§ **Task goal**:
Write out every record below exactly as it stands, leaving the pictures out.

§ **Records for this task**:
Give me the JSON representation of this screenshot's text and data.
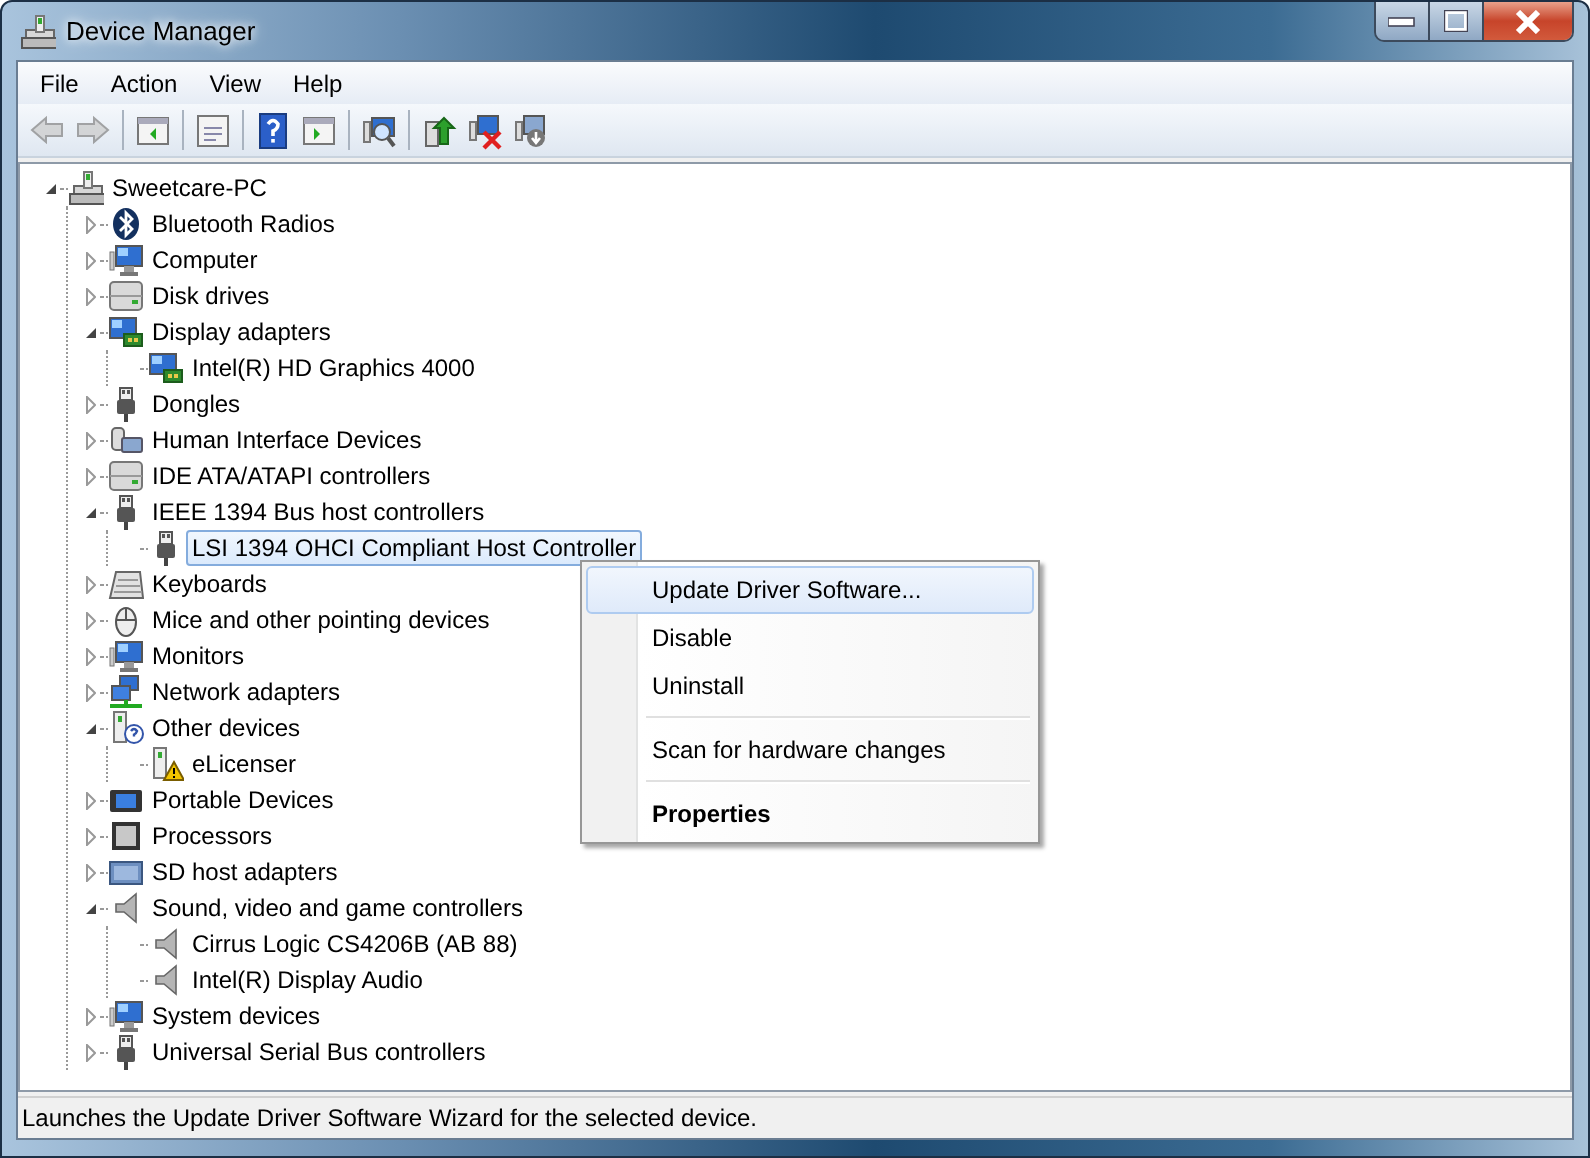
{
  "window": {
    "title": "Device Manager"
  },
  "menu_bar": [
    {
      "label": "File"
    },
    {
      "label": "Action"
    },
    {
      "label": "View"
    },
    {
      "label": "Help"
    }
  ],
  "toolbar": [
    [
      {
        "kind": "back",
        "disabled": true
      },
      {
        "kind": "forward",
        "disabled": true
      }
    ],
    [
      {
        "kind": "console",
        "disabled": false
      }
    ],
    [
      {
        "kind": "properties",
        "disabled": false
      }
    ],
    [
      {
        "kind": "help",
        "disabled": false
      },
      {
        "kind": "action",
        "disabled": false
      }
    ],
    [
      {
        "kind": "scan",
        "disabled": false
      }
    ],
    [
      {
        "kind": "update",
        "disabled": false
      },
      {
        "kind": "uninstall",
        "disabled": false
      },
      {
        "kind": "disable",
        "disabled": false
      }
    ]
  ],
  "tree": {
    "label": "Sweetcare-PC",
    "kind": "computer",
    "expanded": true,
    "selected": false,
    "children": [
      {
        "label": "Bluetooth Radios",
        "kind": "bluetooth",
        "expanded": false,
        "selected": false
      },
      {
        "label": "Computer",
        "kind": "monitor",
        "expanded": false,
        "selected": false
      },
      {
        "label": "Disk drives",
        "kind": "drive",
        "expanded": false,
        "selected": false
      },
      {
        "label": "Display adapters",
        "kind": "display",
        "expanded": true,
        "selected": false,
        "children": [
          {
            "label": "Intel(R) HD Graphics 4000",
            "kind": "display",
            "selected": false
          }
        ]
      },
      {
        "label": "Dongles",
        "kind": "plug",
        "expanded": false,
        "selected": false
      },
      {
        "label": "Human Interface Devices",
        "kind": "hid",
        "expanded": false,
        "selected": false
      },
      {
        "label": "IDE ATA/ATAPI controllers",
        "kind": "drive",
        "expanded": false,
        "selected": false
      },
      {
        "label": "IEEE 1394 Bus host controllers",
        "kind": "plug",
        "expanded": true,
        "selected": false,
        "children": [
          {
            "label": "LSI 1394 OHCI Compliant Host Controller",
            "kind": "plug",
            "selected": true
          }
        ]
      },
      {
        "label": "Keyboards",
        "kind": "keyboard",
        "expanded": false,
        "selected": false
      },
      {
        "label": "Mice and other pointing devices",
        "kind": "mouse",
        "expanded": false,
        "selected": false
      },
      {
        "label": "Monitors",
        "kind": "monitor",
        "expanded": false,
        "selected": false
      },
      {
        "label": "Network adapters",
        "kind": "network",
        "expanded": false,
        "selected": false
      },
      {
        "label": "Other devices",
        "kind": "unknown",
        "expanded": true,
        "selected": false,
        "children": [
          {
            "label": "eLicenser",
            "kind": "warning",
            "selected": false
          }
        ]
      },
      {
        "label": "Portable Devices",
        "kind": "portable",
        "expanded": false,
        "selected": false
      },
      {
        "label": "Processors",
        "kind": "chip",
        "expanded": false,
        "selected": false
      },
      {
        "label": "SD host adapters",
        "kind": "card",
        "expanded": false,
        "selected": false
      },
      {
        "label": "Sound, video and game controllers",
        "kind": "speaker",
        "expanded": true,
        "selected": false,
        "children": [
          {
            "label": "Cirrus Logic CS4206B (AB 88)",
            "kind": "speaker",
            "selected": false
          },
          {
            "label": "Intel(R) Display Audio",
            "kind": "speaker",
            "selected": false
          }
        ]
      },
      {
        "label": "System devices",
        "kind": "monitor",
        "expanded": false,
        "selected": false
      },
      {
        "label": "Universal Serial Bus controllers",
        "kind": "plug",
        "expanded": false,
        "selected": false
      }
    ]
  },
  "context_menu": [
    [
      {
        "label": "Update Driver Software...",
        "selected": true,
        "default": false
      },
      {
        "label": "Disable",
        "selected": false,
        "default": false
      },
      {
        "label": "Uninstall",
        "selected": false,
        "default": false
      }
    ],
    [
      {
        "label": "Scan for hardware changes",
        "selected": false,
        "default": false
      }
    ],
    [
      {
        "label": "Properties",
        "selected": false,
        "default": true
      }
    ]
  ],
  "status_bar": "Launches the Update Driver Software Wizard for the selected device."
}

§ **Exercise response**:
Give me the JSON representation of this screenshot's text and data.
{
  "window": {
    "title": "Device Manager"
  },
  "menu_bar": [
    {
      "label": "File"
    },
    {
      "label": "Action"
    },
    {
      "label": "View"
    },
    {
      "label": "Help"
    }
  ],
  "toolbar": [
    [
      {
        "kind": "back",
        "disabled": true
      },
      {
        "kind": "forward",
        "disabled": true
      }
    ],
    [
      {
        "kind": "console",
        "disabled": false
      }
    ],
    [
      {
        "kind": "properties",
        "disabled": false
      }
    ],
    [
      {
        "kind": "help",
        "disabled": false
      },
      {
        "kind": "action",
        "disabled": false
      }
    ],
    [
      {
        "kind": "scan",
        "disabled": false
      }
    ],
    [
      {
        "kind": "update",
        "disabled": false
      },
      {
        "kind": "uninstall",
        "disabled": false
      },
      {
        "kind": "disable",
        "disabled": false
      }
    ]
  ],
  "tree": {
    "label": "Sweetcare-PC",
    "kind": "computer",
    "expanded": true,
    "selected": false,
    "children": [
      {
        "label": "Bluetooth Radios",
        "kind": "bluetooth",
        "expanded": false,
        "selected": false
      },
      {
        "label": "Computer",
        "kind": "monitor",
        "expanded": false,
        "selected": false
      },
      {
        "label": "Disk drives",
        "kind": "drive",
        "expanded": false,
        "selected": false
      },
      {
        "label": "Display adapters",
        "kind": "display",
        "expanded": true,
        "selected": false,
        "children": [
          {
            "label": "Intel(R) HD Graphics 4000",
            "kind": "display",
            "selected": false
          }
        ]
      },
      {
        "label": "Dongles",
        "kind": "plug",
        "expanded": false,
        "selected": false
      },
      {
        "label": "Human Interface Devices",
        "kind": "hid",
        "expanded": false,
        "selected": false
      },
      {
        "label": "IDE ATA/ATAPI controllers",
        "kind": "drive",
        "expanded": false,
        "selected": false
      },
      {
        "label": "IEEE 1394 Bus host controllers",
        "kind": "plug",
        "expanded": true,
        "selected": false,
        "children": [
          {
            "label": "LSI 1394 OHCI Compliant Host Controller",
            "kind": "plug",
            "selected": true
          }
        ]
      },
      {
        "label": "Keyboards",
        "kind": "keyboard",
        "expanded": false,
        "selected": false
      },
      {
        "label": "Mice and other pointing devices",
        "kind": "mouse",
        "expanded": false,
        "selected": false
      },
      {
        "label": "Monitors",
        "kind": "monitor",
        "expanded": false,
        "selected": false
      },
      {
        "label": "Network adapters",
        "kind": "network",
        "expanded": false,
        "selected": false
      },
      {
        "label": "Other devices",
        "kind": "unknown",
        "expanded": true,
        "selected": false,
        "children": [
          {
            "label": "eLicenser",
            "kind": "warning",
            "selected": false
          }
        ]
      },
      {
        "label": "Portable Devices",
        "kind": "portable",
        "expanded": false,
        "selected": false
      },
      {
        "label": "Processors",
        "kind": "chip",
        "expanded": false,
        "selected": false
      },
      {
        "label": "SD host adapters",
        "kind": "card",
        "expanded": false,
        "selected": false
      },
      {
        "label": "Sound, video and game controllers",
        "kind": "speaker",
        "expanded": true,
        "selected": false,
        "children": [
          {
            "label": "Cirrus Logic CS4206B (AB 88)",
            "kind": "speaker",
            "selected": false
          },
          {
            "label": "Intel(R) Display Audio",
            "kind": "speaker",
            "selected": false
          }
        ]
      },
      {
        "label": "System devices",
        "kind": "monitor",
        "expanded": false,
        "selected": false
      },
      {
        "label": "Universal Serial Bus controllers",
        "kind": "plug",
        "expanded": false,
        "selected": false
      }
    ]
  },
  "context_menu": [
    [
      {
        "label": "Update Driver Software...",
        "selected": true,
        "default": false
      },
      {
        "label": "Disable",
        "selected": false,
        "default": false
      },
      {
        "label": "Uninstall",
        "selected": false,
        "default": false
      }
    ],
    [
      {
        "label": "Scan for hardware changes",
        "selected": false,
        "default": false
      }
    ],
    [
      {
        "label": "Properties",
        "selected": false,
        "default": true
      }
    ]
  ],
  "status_bar": "Launches the Update Driver Software Wizard for the selected device."
}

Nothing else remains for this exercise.